[[ Task data open ]]

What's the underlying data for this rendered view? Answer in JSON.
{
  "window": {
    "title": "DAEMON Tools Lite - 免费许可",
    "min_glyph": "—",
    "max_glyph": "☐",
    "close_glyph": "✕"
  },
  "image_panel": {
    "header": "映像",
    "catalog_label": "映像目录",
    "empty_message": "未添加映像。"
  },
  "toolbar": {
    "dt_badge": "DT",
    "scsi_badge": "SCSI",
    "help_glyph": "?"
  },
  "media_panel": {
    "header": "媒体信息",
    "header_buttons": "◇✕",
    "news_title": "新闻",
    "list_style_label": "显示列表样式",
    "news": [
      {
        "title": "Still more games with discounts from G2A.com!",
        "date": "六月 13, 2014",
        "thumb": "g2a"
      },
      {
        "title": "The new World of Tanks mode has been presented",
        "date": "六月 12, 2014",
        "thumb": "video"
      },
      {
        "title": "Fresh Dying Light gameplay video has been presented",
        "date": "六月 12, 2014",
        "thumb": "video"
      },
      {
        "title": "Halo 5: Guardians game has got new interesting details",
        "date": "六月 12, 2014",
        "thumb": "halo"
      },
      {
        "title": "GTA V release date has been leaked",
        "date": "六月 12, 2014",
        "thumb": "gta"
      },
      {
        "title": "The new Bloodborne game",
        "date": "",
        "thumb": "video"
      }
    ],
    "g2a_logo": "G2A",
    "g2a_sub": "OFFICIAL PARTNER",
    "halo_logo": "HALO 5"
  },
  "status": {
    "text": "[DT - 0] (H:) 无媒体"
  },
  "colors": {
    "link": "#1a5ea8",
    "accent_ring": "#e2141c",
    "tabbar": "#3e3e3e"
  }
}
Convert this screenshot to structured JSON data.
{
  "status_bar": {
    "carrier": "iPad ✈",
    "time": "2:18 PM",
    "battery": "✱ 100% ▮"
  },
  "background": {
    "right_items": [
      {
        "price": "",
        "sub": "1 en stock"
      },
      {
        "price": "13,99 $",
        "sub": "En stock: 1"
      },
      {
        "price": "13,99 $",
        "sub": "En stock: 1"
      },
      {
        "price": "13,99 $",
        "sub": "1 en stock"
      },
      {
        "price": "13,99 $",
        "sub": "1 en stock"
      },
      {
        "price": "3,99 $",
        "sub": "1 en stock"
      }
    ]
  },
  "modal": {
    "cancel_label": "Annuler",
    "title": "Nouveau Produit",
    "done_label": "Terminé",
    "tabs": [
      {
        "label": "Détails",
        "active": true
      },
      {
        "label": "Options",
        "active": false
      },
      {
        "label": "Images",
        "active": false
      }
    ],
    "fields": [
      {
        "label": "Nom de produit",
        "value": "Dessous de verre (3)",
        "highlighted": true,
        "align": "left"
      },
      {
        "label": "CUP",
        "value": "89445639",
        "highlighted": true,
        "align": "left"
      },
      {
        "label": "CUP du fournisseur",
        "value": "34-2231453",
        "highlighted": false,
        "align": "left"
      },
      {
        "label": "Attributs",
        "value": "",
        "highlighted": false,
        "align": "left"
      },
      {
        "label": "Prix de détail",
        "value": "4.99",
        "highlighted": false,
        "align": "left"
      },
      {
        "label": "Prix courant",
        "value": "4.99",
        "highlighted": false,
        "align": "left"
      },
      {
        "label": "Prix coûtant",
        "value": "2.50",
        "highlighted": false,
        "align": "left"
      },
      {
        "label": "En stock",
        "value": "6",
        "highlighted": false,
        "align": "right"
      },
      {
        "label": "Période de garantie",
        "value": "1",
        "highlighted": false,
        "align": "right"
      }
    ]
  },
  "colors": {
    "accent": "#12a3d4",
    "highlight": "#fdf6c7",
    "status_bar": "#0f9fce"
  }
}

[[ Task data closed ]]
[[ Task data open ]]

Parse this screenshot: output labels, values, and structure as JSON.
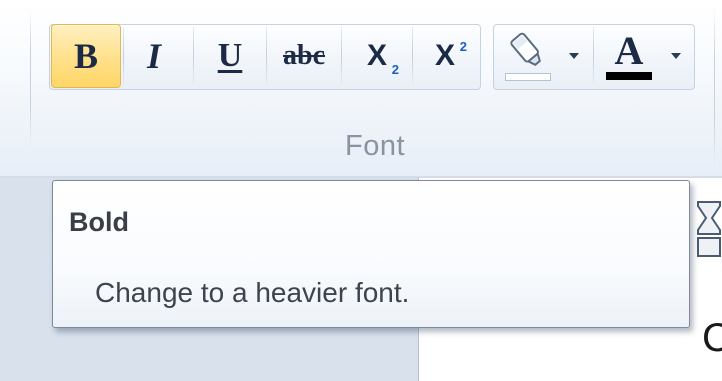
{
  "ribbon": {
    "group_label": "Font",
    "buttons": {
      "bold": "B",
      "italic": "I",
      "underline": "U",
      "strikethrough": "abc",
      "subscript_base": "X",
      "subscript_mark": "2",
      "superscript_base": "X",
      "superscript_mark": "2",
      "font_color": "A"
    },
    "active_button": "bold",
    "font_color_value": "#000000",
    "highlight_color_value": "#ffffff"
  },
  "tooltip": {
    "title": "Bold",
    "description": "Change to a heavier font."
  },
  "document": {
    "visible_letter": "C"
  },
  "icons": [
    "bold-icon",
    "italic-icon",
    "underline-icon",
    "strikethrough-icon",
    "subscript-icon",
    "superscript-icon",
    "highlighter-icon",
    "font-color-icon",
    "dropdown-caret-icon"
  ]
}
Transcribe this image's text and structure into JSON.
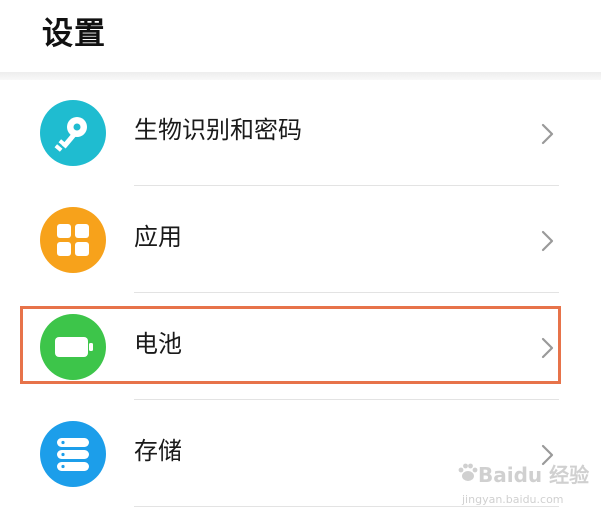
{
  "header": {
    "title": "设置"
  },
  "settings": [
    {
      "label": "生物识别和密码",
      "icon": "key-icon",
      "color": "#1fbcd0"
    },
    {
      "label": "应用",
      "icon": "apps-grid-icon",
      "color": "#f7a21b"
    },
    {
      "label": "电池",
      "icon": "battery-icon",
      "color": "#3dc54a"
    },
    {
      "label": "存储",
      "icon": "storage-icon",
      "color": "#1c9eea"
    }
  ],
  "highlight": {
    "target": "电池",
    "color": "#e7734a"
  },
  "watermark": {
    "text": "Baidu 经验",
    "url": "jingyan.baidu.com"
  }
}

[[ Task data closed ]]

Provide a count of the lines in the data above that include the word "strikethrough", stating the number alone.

__Answer to this problem__:
2